--- Source material Enclosed Below ---
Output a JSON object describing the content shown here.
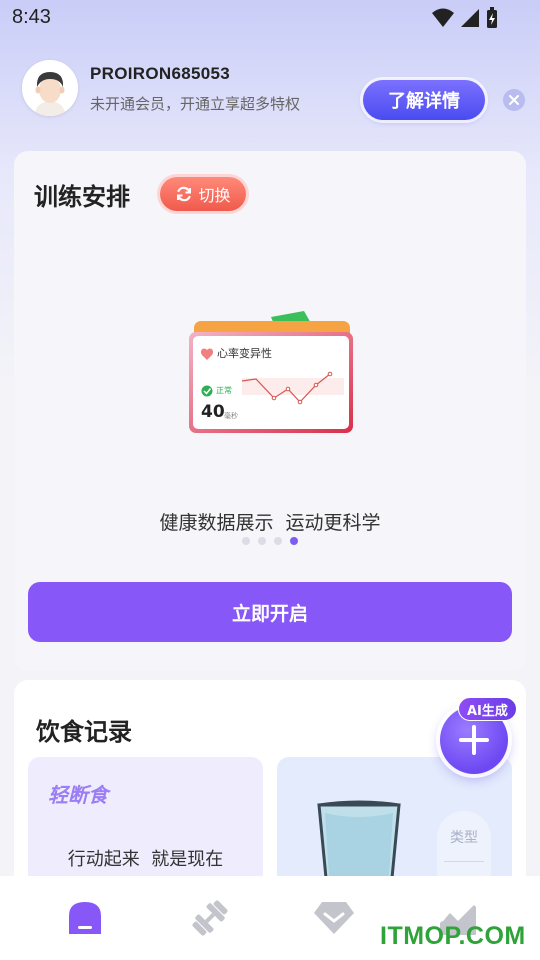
{
  "status_bar": {
    "time": "8:43"
  },
  "profile": {
    "username": "PROIRON685053",
    "member_tip": "未开通会员，开通立享超多特权",
    "detail_label": "了解详情"
  },
  "training": {
    "title": "训练安排",
    "switch_label": "切换",
    "card": {
      "title": "心率变异性",
      "status": "正常",
      "value": "40",
      "unit": "毫秒"
    },
    "slogan": "健康数据展示  运动更科学",
    "carousel": {
      "total": 4,
      "active_index": 3
    },
    "start_label": "立即开启"
  },
  "diet": {
    "title": "饮食记录",
    "fasting_title": "轻断食",
    "fasting_subtitle": "行动起来  就是现在",
    "type_label": "类型",
    "ai_badge": "AI生成"
  },
  "tabs": [
    {
      "icon": "home-icon",
      "active": true
    },
    {
      "icon": "dumbbell-icon",
      "active": false
    },
    {
      "icon": "diamond-icon",
      "active": false
    },
    {
      "icon": "chart-icon",
      "active": false
    }
  ],
  "watermark": "ITMOP.COM",
  "colors": {
    "accent": "#8757f8",
    "switch": "#f05a4c",
    "detail": "#4a4cf0"
  }
}
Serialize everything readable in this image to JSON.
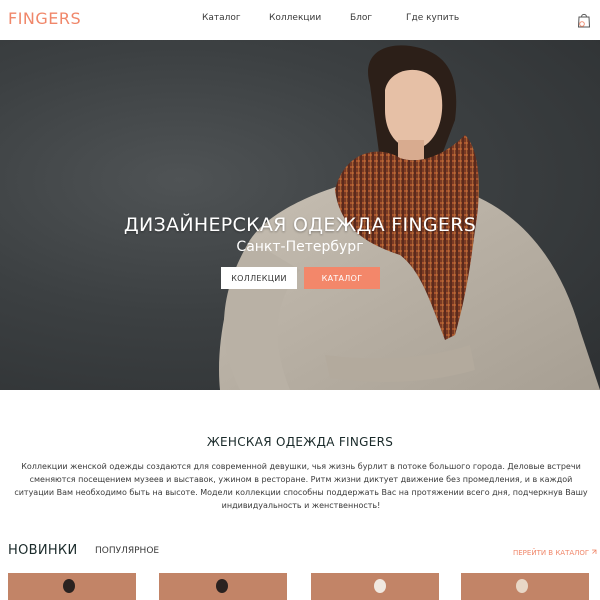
{
  "header": {
    "logo": "FINGERS",
    "nav": [
      "Каталог",
      "Коллекции",
      "Блог",
      "Где купить"
    ],
    "cart_icon": "shopping-bag-icon"
  },
  "hero": {
    "title": "ДИЗАЙНЕРСКАЯ ОДЕЖДА FINGERS",
    "subtitle": "Санкт-Петербург",
    "button_collections": "КОЛЛЕКЦИИ",
    "button_catalog": "КАТАЛОГ"
  },
  "about": {
    "title": "ЖЕНСКАЯ ОДЕЖДА FINGERS",
    "text": "Коллекции женской одежды создаются для современной девушки, чья жизнь бурлит в потоке большого города. Деловые встречи сменяются посещением музеев и выставок, ужином в ресторане. Ритм жизни диктует движение без промедления, и в каждой ситуации Вам необходимо быть на высоте. Модели коллекции способны поддержать Вас на протяжении всего дня, подчеркнув Вашу индивидуальность и женственность!"
  },
  "products": {
    "tab_new": "НОВИНКИ",
    "tab_popular": "ПОПУЛЯРНОЕ",
    "catalog_link": "ПЕРЕЙТИ В КАТАЛОГ"
  },
  "colors": {
    "accent": "#f3876a",
    "hero_bg": "#3c4042",
    "card_bg": "#c28467"
  }
}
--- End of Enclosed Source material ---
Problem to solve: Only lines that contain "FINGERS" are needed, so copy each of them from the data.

Reply:
    "logo": "FINGERS",
    "title": "ДИЗАЙНЕРСКАЯ ОДЕЖДА FINGERS",
    "title": "ЖЕНСКАЯ ОДЕЖДА FINGERS",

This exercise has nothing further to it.